Excerpted from the book: The Brain That Changes Itself
Stories of Personal Triumph from the Frontiers of Brain Science
By Norman Doidge, MD, Penguin Publishing, December, 2007
In the 1960s, just as Michael Merzenich was beginning to use microelectrodes on the brain, two other scientists, who had also worked at Johns Hopkins with Mountcastle, discovered that the brain in very young animals is plastic. David Hubel and Torsten Wiesel were micromapping the visual cortex to learn how vision is processed.
During 1964, David Hubel and Torsten Wiesel studied the short- and long-term effects of depriving kittens of vision in one eye.
They'd inserted microelectrodes into the visual cortex of kittens and discovered that different parts of the cortex processed the lines, orientations, and movements of visually perceived objects.
They also discovered that there was a "critical period," from the third to the eighth week of life, when the newborn kitten's brain had to receive visual stimulation in order to develop normally. In the crucial experiment Hubel and Wiesel sewed shut one eyelid of a kitten during its critical period, so the eye got no visual stimulation. When they opened this shut eye, they found that the visual areas in the brain map that normally processed input from the shut eye had failed to develop, leaving the kitten blind in that eye for life.
Clearly the brains of kittens during the critical period were plastic, their structure literally shaped by experience. When Hubel and Wiesel examined the brain map for that blind eye, they made one more unexpected discovery about plasticity. The part of the kitten's brain that had been deprived of input from the shut eye did not remain idle. It had begun to process visual input from the open eye, as though the brain didn't want to waste any "cortical real estate" and had found a way to rewire itself — another indication that the brain is plastic in the critical period. For this work Hubel and Wiesel received the Nobel Prize.
The discovery of the critical period became one of the most famous in biology in the second half of the twentieth century. Scientists soon showed that other brain systems required environmental stimuli to develop.
It also seemed that each neural system had a different critical period, or window of time, during which it was especially plastic and sensitive to the environment, and during which it had rapid, formative growth. Language development, for instance, has a critical period that begins in infancy and ends between eight years and puberty. After this critical period closes, a person's ability to learn a second language without an accent is limited. In fact, second languages learned after the critical period are not processed in the same part of the brain as is the native tongue.
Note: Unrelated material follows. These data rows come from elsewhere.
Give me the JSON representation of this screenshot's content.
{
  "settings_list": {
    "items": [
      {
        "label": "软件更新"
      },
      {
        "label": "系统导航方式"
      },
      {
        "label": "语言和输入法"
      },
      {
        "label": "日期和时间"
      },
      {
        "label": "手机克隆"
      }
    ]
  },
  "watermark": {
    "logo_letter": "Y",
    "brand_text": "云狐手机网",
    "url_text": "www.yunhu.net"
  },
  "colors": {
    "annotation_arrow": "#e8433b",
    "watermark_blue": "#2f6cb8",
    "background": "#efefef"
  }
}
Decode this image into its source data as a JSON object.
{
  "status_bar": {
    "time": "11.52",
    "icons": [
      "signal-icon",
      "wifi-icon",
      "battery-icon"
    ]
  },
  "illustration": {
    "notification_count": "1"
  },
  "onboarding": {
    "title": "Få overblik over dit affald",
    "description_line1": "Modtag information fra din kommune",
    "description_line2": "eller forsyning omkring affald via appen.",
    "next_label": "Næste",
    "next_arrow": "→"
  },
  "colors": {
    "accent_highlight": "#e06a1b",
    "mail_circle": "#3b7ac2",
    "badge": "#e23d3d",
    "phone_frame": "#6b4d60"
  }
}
In fact, the psychological version of the critical period went back to Freud, who argued that we go through developmental stages that are brief windows of time, during which we must have certain experiences to be healthy; these periods are formative, he said, and shape us for the rest of our lives.
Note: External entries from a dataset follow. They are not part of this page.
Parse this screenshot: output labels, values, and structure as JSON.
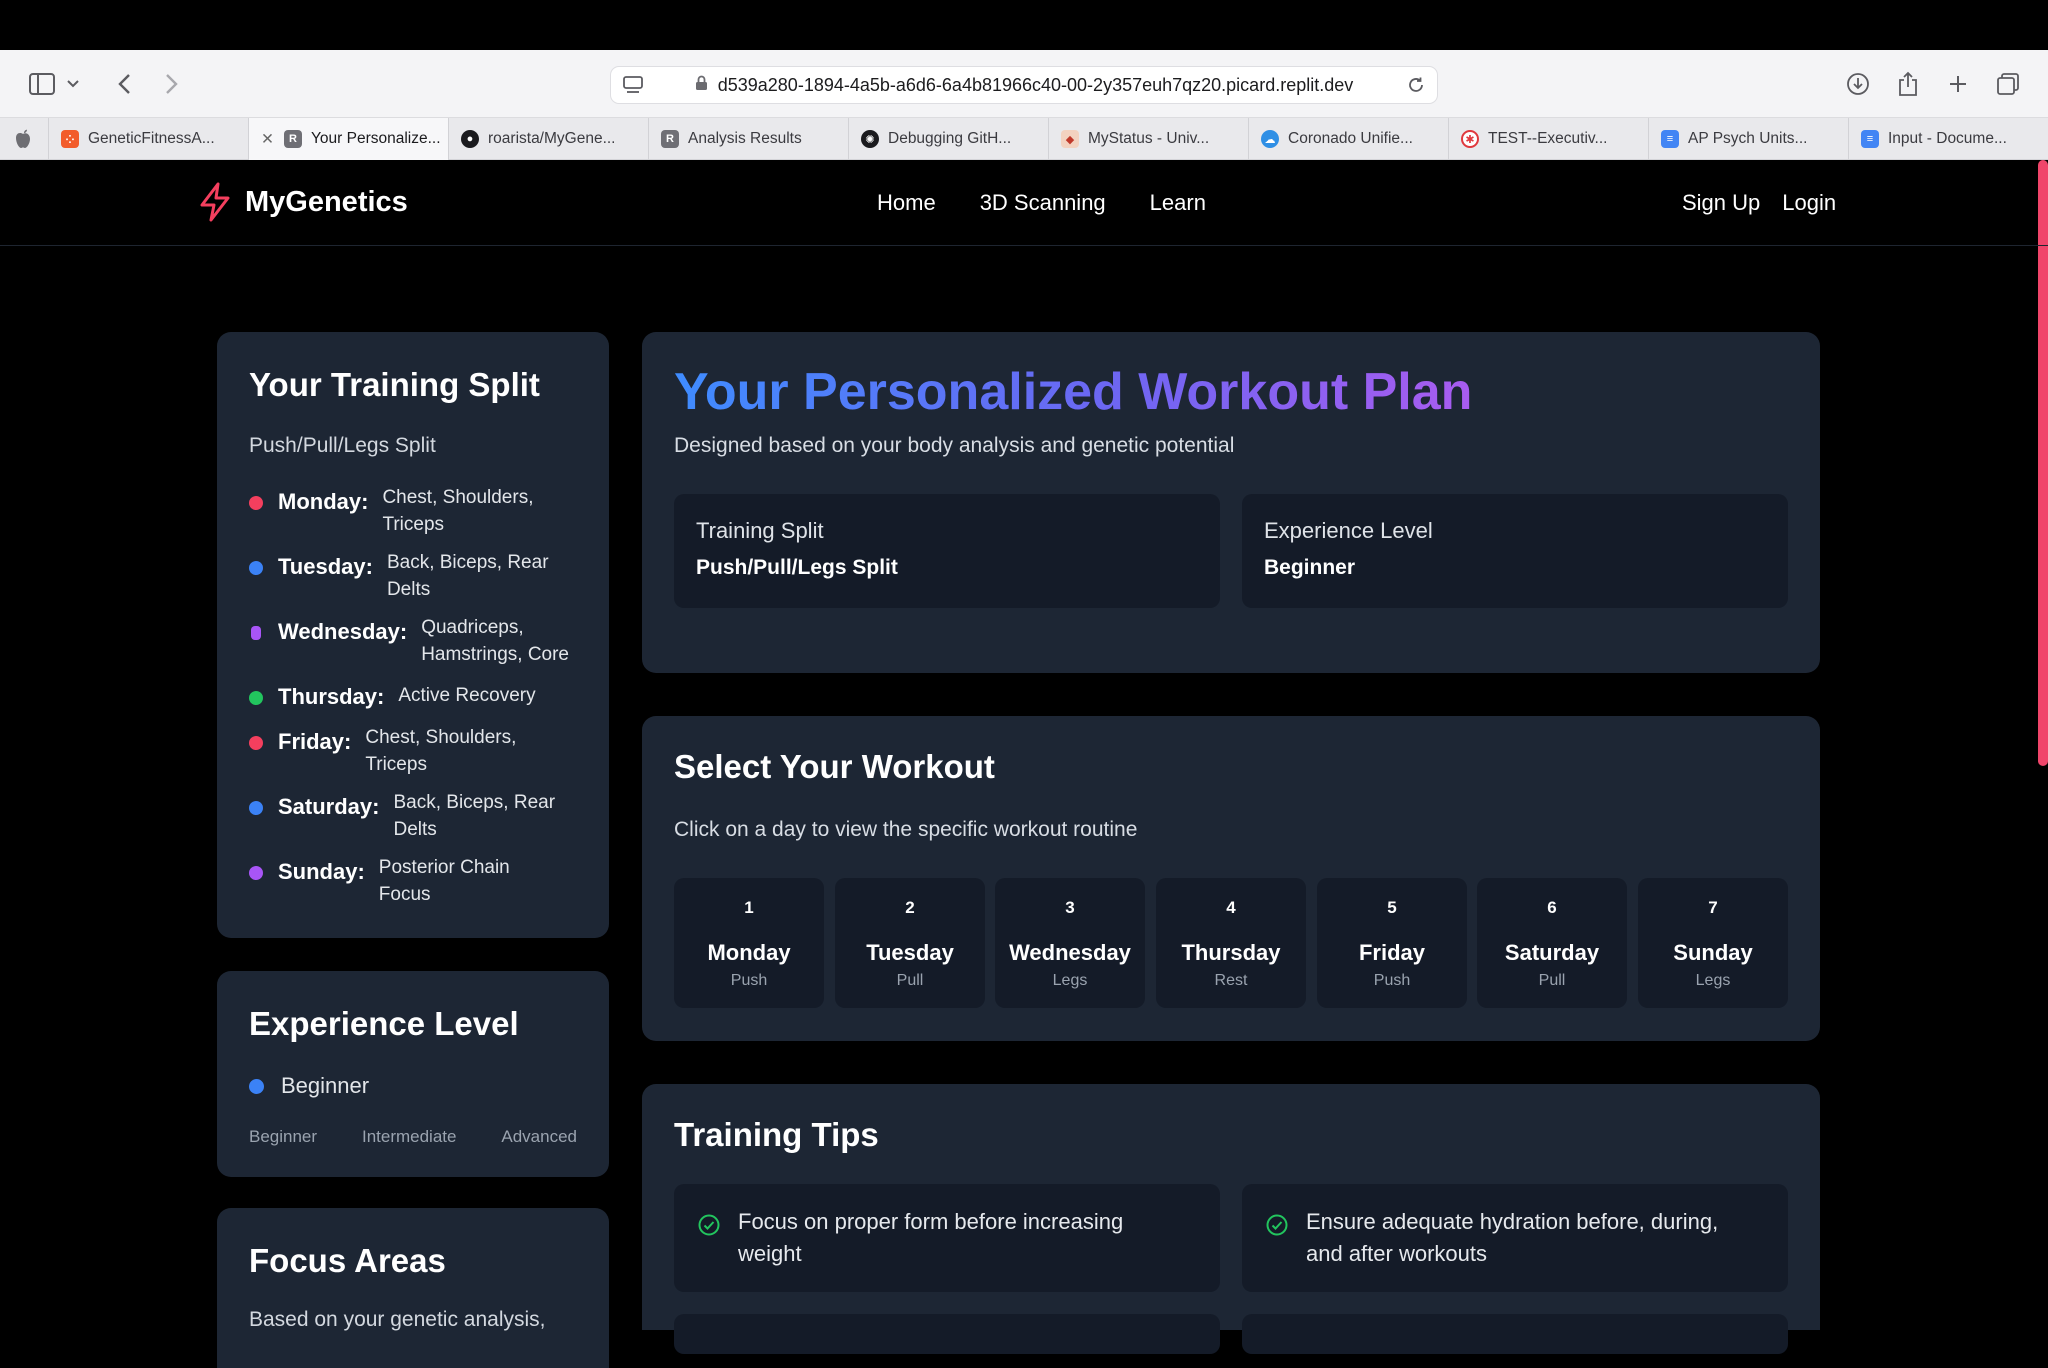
{
  "browser": {
    "url": "d539a280-1894-4a5b-a6d6-6a4b81966c40-00-2y357euh7qz20.picard.replit.dev",
    "tabs": [
      {
        "label": "GeneticFitnessA...",
        "active": false
      },
      {
        "label": "Your Personalize...",
        "active": true
      },
      {
        "label": "roarista/MyGene...",
        "active": false
      },
      {
        "label": "Analysis Results",
        "active": false
      },
      {
        "label": "Debugging GitH...",
        "active": false
      },
      {
        "label": "MyStatus - Univ...",
        "active": false
      },
      {
        "label": "Coronado Unifie...",
        "active": false
      },
      {
        "label": "TEST--Executiv...",
        "active": false
      },
      {
        "label": "AP Psych Units...",
        "active": false
      },
      {
        "label": "Input - Docume...",
        "active": false
      }
    ]
  },
  "nav": {
    "brand": "MyGenetics",
    "links": [
      "Home",
      "3D Scanning",
      "Learn"
    ],
    "signup": "Sign Up",
    "login": "Login"
  },
  "split": {
    "title": "Your Training Split",
    "subtitle": "Push/Pull/Legs Split",
    "days": [
      {
        "day": "Monday:",
        "desc": "Chest, Shoulders, Triceps",
        "color": "#f43f5e"
      },
      {
        "day": "Tuesday:",
        "desc": "Back, Biceps, Rear Delts",
        "color": "#3b82f6"
      },
      {
        "day": "Wednesday:",
        "desc": "Quadriceps, Hamstrings, Core",
        "color": "#a855f7"
      },
      {
        "day": "Thursday:",
        "desc": "Active Recovery",
        "color": "#22c55e"
      },
      {
        "day": "Friday:",
        "desc": "Chest, Shoulders, Triceps",
        "color": "#f43f5e"
      },
      {
        "day": "Saturday:",
        "desc": "Back, Biceps, Rear Delts",
        "color": "#3b82f6"
      },
      {
        "day": "Sunday:",
        "desc": "Posterior Chain Focus",
        "color": "#a855f7"
      }
    ]
  },
  "experience": {
    "title": "Experience Level",
    "current": "Beginner",
    "levels": [
      "Beginner",
      "Intermediate",
      "Advanced"
    ]
  },
  "focus": {
    "title": "Focus Areas",
    "text": "Based on your genetic analysis,"
  },
  "plan": {
    "title": "Your Personalized Workout Plan",
    "subtitle": "Designed based on your body analysis and genetic potential",
    "split_label": "Training Split",
    "split_value": "Push/Pull/Legs Split",
    "level_label": "Experience Level",
    "level_value": "Beginner"
  },
  "select": {
    "title": "Select Your Workout",
    "subtitle": "Click on a day to view the specific workout routine",
    "days": [
      {
        "num": "1",
        "name": "Monday",
        "type": "Push"
      },
      {
        "num": "2",
        "name": "Tuesday",
        "type": "Pull"
      },
      {
        "num": "3",
        "name": "Wednesday",
        "type": "Legs"
      },
      {
        "num": "4",
        "name": "Thursday",
        "type": "Rest"
      },
      {
        "num": "5",
        "name": "Friday",
        "type": "Push"
      },
      {
        "num": "6",
        "name": "Saturday",
        "type": "Pull"
      },
      {
        "num": "7",
        "name": "Sunday",
        "type": "Legs"
      }
    ]
  },
  "tips": {
    "title": "Training Tips",
    "items": [
      "Focus on proper form before increasing weight",
      "Ensure adequate hydration before, during, and after workouts"
    ]
  },
  "colors": {
    "accent": "#f43f5e",
    "card": "#1d2634",
    "inner": "#141b28",
    "check": "#22c55e"
  }
}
If this post strikes a chord with you, we take brain plasticity possibilities a step further in Impossible Dream, the extraordinary story of triumph over disability told from the first-person perspective of a young woman living with autism.